My leveraged stock portfolios decreased by a net -$70,106 (-18.35%) this month to $311,922. I think this is the worst monthly result I've recorded. Another 10-15% decline in the stock market would force me to sell off some of my equity investments to avoid getting a margin call, and a further decline of 40% would wipe out the value of my geared stock portfolio entirely, wiping around 30% off my net worth. It's interesting that my hedge fund investments haven't been performing particularly well during this period, despite their alleged ability to profit from short selling during bear markets.

The balance of my retirement account also decreased substantially this month, by -$4,980 (-1.52%) to $322,893, as it's now invested about 98% in the Vanguard Lifestages "High Growth" fund which is allocated mostly to domestic and international equitites. I'm still waiting on an employer contribution of around $4,000 to be processed that has been outstanding since September, which would boost the account balance a bit. There's also the slight miscalculation in the 9% SGL employer contribution for six weeks during Nov/Dec that hasn't been corrected as yet. Yesterday the payroll manager informed me that the missing transactions have been located and the funds should appear in the SMSF bank account next week.

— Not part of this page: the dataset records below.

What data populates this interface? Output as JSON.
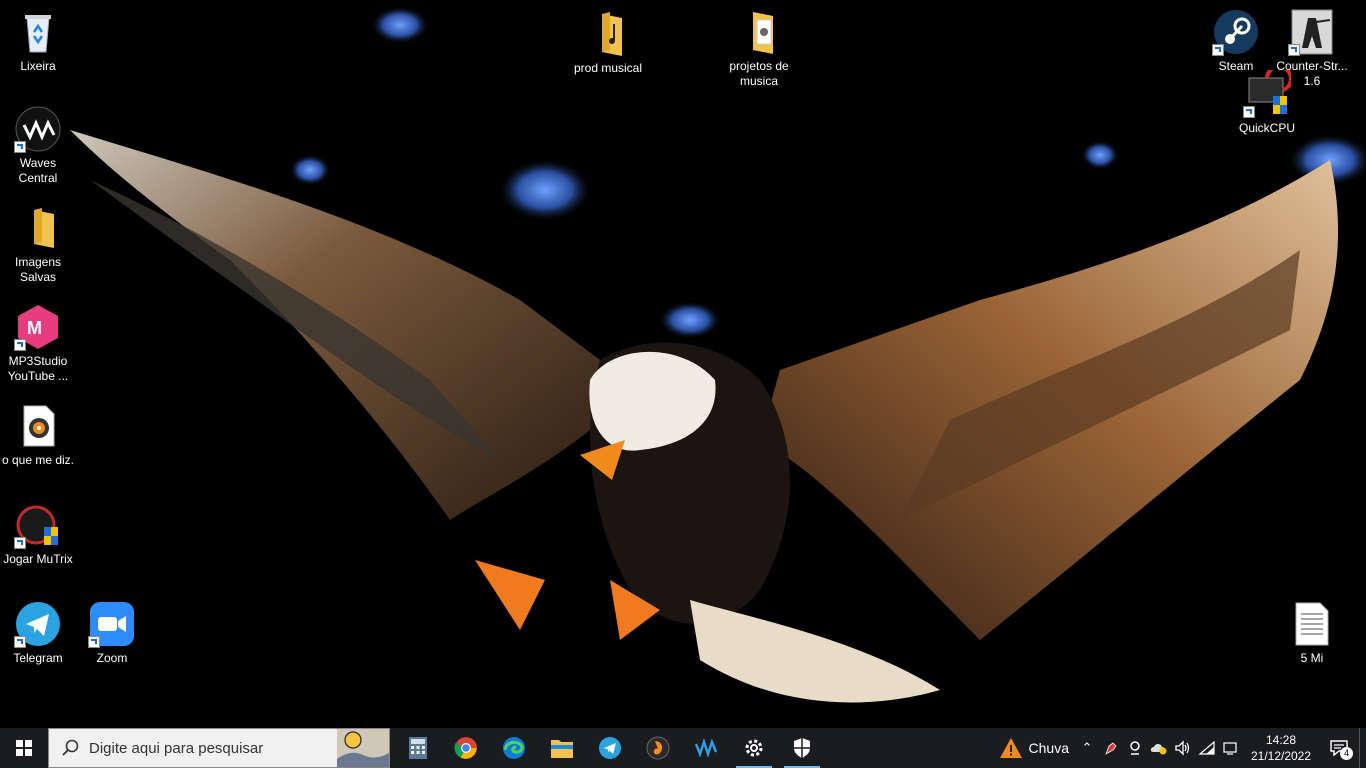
{
  "desktop": {
    "icons": [
      {
        "label": "Lixeira"
      },
      {
        "label": "Waves Central"
      },
      {
        "label": "Imagens Salvas"
      },
      {
        "label": "MP3Studio YouTube ..."
      },
      {
        "label": "o que me diz."
      },
      {
        "label": "Jogar MuTrix"
      },
      {
        "label": "Telegram"
      },
      {
        "label": "Zoom"
      },
      {
        "label": "prod musical"
      },
      {
        "label": "projetos de musica"
      },
      {
        "label": "Steam"
      },
      {
        "label": "Counter-Str... 1.6"
      },
      {
        "label": "QuickCPU"
      },
      {
        "label": "5 Mi"
      }
    ]
  },
  "taskbar": {
    "search_placeholder": "Digite aqui para pesquisar",
    "weather": "Chuva",
    "time": "14:28",
    "date": "21/12/2022",
    "notification_count": "4",
    "accent": "#76b9ed"
  }
}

The timing of our move from a retail superannuation fund into our own Self-Managed superannuation fund last year turned out to be less than ideal, with our withdrawal from the retail fund being executed during the mid-year stock market correction, and then reinvested into the Vanguard fund over several months during late 2007 when the markets were hitting new highs. My current retirement account balance is now below what it was at the start of 2007, despite having contributed around $35,000 to my retirement savings during the year. This year I'll be contributing another $50,000 to my retirement fund via a combination of salary sacrifice and the 9% SGL, so if the market takes a while to recover or drops further I'll at least be "averaging down" the entry price.

One good thing is that I still have twenty years to go before reaching "normal" retirement age, so hopefully the current drop in my net worth chart will appear as an insignificant "blip" by that time - similar to the market crash of '87.

Although we're only 1/12th through the year, it appears highly unlikely that I'll achieve my goal of increasing my net worth by $150,000 (13%) in 2008. From the current situation I'd have to gain $222,000 over the next 11 months, or around 20.8% in 11 months!

Copyright Enough Wealth 2007